So many stories are overdue, but this one must be vexed about not getting a full telling, since it revisited last night! I hope you'll forgive my job for swallowing me whole -- wildlife don't seem to courteously time their activities to my convenience, alas.
It Seemed Like A Normal Day
Just home from work, I noticed the darkening sky, but it wasn't unusual for an early July evening. Carolina summer frequently includes late-day cloudbursts, when hot, humid air blows its soggy overload.
Glancing west as I carried buckets to the boys, I was arrested by this...thing:
I know just enough about clouds to be afraid, very very afraid. Convinced the Hand of Sauron itself was coming for us at an unsettling speed, I secured horses & hay in a record 7.8 seconds. My ears popped as the temperature & barometric pressure went into freefall. The passing Coast Guard rescue chopper you can hear in the video did not seem like a good omen.

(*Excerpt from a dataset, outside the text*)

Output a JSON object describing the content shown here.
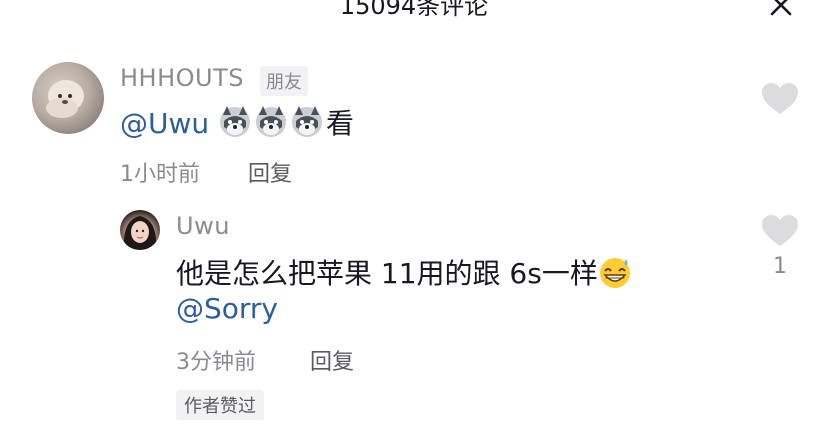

My run-in, hayshed, & house are all engineered for 120 mph windstorms, my construction default here in hurricane country. Feed & tack I keep in smaller kit sheds, but both have weathered much larger storms & are stuffed with heavy objects.
So while I wasn't thrilled by less than five minutes of warning, I hunkered down in the house feeling that all major bases were covered. NOAA weather alerts showed this particular beast hurtling SE at interstate speeds, with angry windshear. And hail. (Some news photos of aftermath in the area here)
|Run with the Tolkien theme|
But Solo & Encore have their safety walls I built during our first brutal winter. I uneasily watched the now-rain-hail-mix swing 180 degrees from West --> East to East --> West in 10 seconds, but I was glad they were protected.
A half-hour seems a lot longer in the dark.
I went out front as the rain stopped, to attempt salvage of my now-shredded hay tarps before the next band moved in. It was then I noticed the horses standing in the farther corner of their paddocks. Which they only do if something scares the bejeezus out of them.
Like, I don't know, flying walls?
|The remnants of Structure Formerly Known As Feed Shed|
Priority One: Horses
Both horses were luckily unscathed. It's always a dilemma of intense storms: flying debris risk vs. building catastrophe risk. Sometimes you get both -- along with storms that don't read textbooks!
Incredibly, both fencing tape & posts held. I called my Miraculous Rescue Neighbour as I had to get buildings off the fences & important gear/feed under cover immediately, because more rain was on the way.
|Tack shed flipped off foundation|
My big lag screws had been ripped out of the walls, but stayed in the brackets, so I made sure to account for each one as I dragged scattered panels out of horse areas. Red arrows in the pic show locations over about 3/4 of an acre. The last thing I needed to add was a punctured hoof.
Priority Two: Additional Waterlogging Prevention
We only had about an hour before it started raining again. Just enough time to get pastures cleaned. And just enough time for the full weight of the damage to begin sinking in.
Bathed in exhausted sweat, I was very glad it was at least 9 pm & NOT 100 degrees as no power = no shower. And given the chorus of sirens in every direction, it wasn't returning anytime soon.
|We gonna eat it all!|
But rain had blown UNDER my hayshed walls in seemingly impossible ways. I finally got the tarp off the roof, but some of my beautiful bales were decidedly wet: not ok. And it's pretty hard to keep mice out of a building with one wall, which didn't bode well for feed security.
Two words echoed in my head: